* [What this task involves]: Determine which lines of the records include the word "value", and copy them.

* [Supplied material]:
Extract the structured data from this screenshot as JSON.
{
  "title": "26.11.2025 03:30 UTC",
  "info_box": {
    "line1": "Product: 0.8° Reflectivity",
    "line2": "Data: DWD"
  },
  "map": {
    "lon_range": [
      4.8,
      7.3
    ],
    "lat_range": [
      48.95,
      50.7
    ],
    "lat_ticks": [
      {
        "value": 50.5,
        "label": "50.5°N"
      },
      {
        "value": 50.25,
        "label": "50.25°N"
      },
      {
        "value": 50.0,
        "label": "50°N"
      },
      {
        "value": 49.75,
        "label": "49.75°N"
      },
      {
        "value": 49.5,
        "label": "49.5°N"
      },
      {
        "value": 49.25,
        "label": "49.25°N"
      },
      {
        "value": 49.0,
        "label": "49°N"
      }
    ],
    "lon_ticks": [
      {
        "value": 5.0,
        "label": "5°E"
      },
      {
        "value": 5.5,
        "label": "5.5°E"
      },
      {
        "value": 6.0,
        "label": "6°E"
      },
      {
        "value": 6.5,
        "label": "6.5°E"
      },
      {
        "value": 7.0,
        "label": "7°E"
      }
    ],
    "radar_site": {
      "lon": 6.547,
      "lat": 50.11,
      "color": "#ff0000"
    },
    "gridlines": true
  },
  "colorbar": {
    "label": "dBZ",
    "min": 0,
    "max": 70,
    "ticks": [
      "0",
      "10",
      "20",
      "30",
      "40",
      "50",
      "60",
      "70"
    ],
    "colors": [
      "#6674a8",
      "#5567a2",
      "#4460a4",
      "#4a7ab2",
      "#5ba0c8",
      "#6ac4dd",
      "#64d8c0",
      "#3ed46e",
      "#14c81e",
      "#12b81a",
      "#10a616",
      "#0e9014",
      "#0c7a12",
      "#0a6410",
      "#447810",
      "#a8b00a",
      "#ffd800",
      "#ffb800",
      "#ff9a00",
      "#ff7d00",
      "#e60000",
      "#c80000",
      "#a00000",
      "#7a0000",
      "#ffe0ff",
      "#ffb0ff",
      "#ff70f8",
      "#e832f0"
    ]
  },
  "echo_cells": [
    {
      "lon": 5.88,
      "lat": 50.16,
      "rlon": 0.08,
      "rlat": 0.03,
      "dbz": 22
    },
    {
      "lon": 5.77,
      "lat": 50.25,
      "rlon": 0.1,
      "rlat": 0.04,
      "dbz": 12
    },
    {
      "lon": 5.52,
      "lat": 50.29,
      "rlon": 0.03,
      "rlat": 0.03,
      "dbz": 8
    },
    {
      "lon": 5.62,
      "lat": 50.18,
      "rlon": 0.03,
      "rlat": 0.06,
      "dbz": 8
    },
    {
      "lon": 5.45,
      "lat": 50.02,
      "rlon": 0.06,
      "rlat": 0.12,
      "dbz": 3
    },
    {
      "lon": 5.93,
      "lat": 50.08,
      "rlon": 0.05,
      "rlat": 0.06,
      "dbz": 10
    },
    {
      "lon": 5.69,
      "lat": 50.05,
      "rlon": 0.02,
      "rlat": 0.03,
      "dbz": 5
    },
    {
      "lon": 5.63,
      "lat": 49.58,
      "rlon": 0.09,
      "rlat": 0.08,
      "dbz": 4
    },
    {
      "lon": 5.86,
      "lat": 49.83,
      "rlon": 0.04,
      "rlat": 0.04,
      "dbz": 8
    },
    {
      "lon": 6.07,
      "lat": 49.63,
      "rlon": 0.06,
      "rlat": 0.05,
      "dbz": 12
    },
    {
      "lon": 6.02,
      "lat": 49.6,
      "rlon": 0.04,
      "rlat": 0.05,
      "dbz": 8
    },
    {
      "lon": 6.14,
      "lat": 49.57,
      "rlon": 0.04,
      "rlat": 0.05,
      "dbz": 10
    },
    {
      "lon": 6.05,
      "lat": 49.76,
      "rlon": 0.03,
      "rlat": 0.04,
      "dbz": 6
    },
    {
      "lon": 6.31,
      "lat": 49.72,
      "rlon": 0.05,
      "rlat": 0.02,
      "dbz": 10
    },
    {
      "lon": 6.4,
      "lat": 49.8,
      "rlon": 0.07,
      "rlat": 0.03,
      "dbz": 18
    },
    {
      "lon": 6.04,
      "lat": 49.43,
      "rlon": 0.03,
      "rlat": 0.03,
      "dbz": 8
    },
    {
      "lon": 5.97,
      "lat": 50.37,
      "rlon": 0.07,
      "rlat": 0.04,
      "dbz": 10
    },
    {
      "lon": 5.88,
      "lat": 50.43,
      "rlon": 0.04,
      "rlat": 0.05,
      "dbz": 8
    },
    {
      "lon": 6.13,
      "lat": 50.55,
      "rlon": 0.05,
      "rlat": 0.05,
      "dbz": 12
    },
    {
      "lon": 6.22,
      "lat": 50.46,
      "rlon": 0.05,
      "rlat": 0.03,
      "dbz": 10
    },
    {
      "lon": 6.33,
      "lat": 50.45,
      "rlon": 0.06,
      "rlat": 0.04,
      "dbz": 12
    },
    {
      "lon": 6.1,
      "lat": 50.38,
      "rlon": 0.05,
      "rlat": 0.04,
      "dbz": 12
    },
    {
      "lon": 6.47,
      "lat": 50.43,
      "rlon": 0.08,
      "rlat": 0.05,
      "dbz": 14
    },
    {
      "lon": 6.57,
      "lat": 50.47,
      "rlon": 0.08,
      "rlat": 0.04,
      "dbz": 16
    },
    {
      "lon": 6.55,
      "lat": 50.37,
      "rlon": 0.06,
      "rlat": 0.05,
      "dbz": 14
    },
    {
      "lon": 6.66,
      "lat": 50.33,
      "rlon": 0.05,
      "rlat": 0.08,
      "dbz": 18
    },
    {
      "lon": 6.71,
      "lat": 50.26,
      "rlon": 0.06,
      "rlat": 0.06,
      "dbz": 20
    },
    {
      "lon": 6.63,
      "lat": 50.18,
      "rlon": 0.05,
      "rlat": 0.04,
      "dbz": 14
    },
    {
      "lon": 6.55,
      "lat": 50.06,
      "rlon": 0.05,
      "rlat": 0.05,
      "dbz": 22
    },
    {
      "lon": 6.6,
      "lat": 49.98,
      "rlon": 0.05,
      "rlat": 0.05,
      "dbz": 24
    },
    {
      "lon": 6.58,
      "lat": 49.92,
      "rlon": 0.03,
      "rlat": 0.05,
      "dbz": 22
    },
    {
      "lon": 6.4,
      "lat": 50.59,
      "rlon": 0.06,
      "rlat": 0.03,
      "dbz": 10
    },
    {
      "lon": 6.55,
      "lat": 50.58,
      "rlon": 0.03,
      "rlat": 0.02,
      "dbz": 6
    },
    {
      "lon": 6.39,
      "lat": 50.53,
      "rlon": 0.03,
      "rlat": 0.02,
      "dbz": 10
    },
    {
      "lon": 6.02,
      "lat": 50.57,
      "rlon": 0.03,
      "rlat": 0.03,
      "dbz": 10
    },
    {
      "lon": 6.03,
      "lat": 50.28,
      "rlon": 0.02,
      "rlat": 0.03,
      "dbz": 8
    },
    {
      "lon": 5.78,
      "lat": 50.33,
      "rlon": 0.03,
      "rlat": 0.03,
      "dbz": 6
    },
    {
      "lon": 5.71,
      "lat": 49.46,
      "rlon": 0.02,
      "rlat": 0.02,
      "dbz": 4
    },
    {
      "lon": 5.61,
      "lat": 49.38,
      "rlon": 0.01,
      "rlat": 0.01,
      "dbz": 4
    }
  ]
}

* [Answer to this exercise]:
        "value": 50.5,
        "value": 50.25,
        "value": 50.0,
        "value": 49.75,
        "value": 49.5,
        "value": 49.25,
        "value": 49.0,
        "value": 5.0,
        "value": 5.5,
        "value": 6.0,
        "value": 6.5,
        "value": 7.0,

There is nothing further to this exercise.